> _Page and application data records_:
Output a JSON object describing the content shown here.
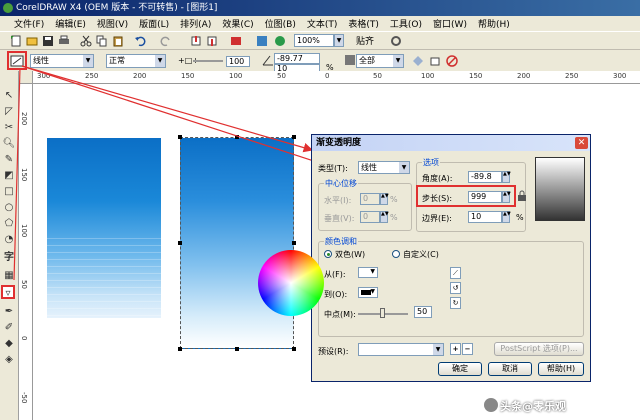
{
  "app": {
    "title": "CorelDRAW X4 (OEM 版本 - 不可转售) - [图形1]"
  },
  "menu": [
    "文件(F)",
    "编辑(E)",
    "视图(V)",
    "版面(L)",
    "排列(A)",
    "效果(C)",
    "位图(B)",
    "文本(T)",
    "表格(T)",
    "工具(O)",
    "窗口(W)",
    "帮助(H)"
  ],
  "toolbar": {
    "zoom": "100%",
    "snap": "贴齐"
  },
  "propbar": {
    "type_value": "线性",
    "mode_value": "正常",
    "midpoint_value": "100",
    "angle_value": "-89.77",
    "edge_value": "10",
    "percent": "%",
    "target_value": "全部"
  },
  "rulers": {
    "top_labels": [
      "300",
      "250",
      "200",
      "150",
      "100",
      "50",
      "0",
      "50",
      "100",
      "150",
      "200",
      "250",
      "300"
    ],
    "left_labels": [
      "200",
      "150",
      "100",
      "50",
      "0",
      "-50"
    ]
  },
  "toolbox": {
    "text_tool_glyph": "字"
  },
  "dialog": {
    "title": "渐变透明度",
    "close": "✕",
    "type_label": "类型(T):",
    "type_value": "线性",
    "center_group": "中心位移",
    "horizontal_label": "水平(I):",
    "horizontal_value": "0",
    "vertical_label": "垂直(V):",
    "vertical_value": "0",
    "options_group": "选项",
    "angle_label": "角度(A):",
    "angle_value": "-89.8",
    "steps_label": "步长(S):",
    "steps_value": "999",
    "edge_label": "边界(E):",
    "edge_value": "10",
    "percent": "%",
    "color_group": "颜色调和",
    "two_color_label": "双色(W)",
    "custom_label": "自定义(C)",
    "from_label": "从(F):",
    "to_label": "到(O):",
    "midpoint_label": "中点(M):",
    "midpoint_value": "50",
    "preset_label": "预设(R):",
    "postscript_label": "PostScript 选项(P)...",
    "ok_label": "确定",
    "cancel_label": "取消",
    "help_label": "帮助(H)"
  },
  "watermark": "头条@零乐观"
}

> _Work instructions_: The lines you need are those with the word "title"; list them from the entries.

> _Task result_:
    "title": "CorelDRAW X4 (OEM 版本 - 不可转售) - [图形1]"
    "title": "渐变透明度",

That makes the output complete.